Excerpts from an interface dataset:
______________________________
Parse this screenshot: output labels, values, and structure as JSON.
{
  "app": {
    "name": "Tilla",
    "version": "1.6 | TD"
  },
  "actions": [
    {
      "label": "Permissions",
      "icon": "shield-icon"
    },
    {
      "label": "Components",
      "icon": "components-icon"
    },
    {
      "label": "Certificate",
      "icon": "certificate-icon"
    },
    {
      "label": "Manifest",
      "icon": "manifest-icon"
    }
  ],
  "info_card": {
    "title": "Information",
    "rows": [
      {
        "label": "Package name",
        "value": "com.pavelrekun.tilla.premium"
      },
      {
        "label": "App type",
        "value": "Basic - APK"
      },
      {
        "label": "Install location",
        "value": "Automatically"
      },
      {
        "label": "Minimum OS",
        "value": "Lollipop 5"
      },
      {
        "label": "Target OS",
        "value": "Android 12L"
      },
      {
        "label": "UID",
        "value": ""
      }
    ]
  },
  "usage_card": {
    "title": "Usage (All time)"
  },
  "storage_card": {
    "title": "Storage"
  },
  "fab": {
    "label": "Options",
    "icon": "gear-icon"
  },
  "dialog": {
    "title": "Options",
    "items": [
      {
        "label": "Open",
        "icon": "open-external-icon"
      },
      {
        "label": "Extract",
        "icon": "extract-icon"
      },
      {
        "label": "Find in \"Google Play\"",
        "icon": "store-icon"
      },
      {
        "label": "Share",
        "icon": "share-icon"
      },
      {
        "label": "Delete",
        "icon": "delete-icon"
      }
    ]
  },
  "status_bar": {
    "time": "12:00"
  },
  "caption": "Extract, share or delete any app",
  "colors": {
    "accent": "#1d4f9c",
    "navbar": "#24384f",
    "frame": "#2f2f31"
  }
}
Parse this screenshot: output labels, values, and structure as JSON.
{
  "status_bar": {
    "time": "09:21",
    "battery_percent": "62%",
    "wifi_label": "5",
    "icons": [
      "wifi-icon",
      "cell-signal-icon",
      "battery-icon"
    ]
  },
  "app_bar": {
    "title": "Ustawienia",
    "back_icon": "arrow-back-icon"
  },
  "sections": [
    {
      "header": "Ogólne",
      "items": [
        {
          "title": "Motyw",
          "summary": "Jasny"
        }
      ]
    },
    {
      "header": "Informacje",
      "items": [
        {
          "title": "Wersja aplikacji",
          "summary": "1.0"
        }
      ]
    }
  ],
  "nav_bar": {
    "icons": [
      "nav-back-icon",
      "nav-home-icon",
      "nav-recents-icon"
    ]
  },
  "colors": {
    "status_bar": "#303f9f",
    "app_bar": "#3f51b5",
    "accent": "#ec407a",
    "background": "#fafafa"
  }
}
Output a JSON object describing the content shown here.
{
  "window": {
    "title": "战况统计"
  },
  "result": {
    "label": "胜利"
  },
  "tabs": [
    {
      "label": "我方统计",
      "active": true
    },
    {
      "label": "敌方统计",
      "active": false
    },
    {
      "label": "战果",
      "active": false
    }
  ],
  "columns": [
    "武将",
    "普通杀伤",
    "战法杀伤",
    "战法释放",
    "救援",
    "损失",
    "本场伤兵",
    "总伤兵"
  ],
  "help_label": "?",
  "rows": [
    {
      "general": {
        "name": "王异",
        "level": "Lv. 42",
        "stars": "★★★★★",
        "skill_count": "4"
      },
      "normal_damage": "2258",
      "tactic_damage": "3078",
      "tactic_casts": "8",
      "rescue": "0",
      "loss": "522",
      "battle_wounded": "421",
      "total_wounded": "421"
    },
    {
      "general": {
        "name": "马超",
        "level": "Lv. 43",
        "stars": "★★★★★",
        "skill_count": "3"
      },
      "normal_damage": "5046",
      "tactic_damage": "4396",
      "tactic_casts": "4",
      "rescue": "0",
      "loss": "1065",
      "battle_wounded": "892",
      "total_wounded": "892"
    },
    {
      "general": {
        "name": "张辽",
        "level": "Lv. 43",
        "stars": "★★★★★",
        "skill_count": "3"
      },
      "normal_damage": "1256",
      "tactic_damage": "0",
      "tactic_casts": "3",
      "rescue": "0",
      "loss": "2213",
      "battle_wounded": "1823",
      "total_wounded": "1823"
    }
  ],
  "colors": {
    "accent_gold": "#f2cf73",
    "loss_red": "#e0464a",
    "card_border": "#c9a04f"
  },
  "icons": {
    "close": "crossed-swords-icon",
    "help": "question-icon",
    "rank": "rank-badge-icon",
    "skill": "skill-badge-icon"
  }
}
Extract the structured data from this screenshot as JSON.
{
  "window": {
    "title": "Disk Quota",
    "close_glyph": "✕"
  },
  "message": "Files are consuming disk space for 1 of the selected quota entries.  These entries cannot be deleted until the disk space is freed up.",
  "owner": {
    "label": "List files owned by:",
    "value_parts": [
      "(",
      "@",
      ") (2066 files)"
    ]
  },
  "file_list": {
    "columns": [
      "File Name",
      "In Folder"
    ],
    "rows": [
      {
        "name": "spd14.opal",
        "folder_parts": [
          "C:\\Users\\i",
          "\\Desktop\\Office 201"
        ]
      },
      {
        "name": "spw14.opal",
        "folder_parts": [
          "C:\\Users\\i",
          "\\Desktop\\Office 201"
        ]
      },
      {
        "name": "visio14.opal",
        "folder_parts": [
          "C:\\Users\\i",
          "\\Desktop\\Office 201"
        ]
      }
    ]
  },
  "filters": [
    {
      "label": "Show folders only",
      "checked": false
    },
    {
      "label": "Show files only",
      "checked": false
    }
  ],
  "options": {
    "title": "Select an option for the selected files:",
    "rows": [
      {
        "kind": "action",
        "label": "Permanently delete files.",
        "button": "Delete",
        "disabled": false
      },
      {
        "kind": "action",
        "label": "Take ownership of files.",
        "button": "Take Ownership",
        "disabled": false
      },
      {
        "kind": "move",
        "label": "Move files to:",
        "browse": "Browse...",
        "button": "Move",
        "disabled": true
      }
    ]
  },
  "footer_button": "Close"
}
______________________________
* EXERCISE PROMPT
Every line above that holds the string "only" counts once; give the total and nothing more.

* YOUR SOLUTION
2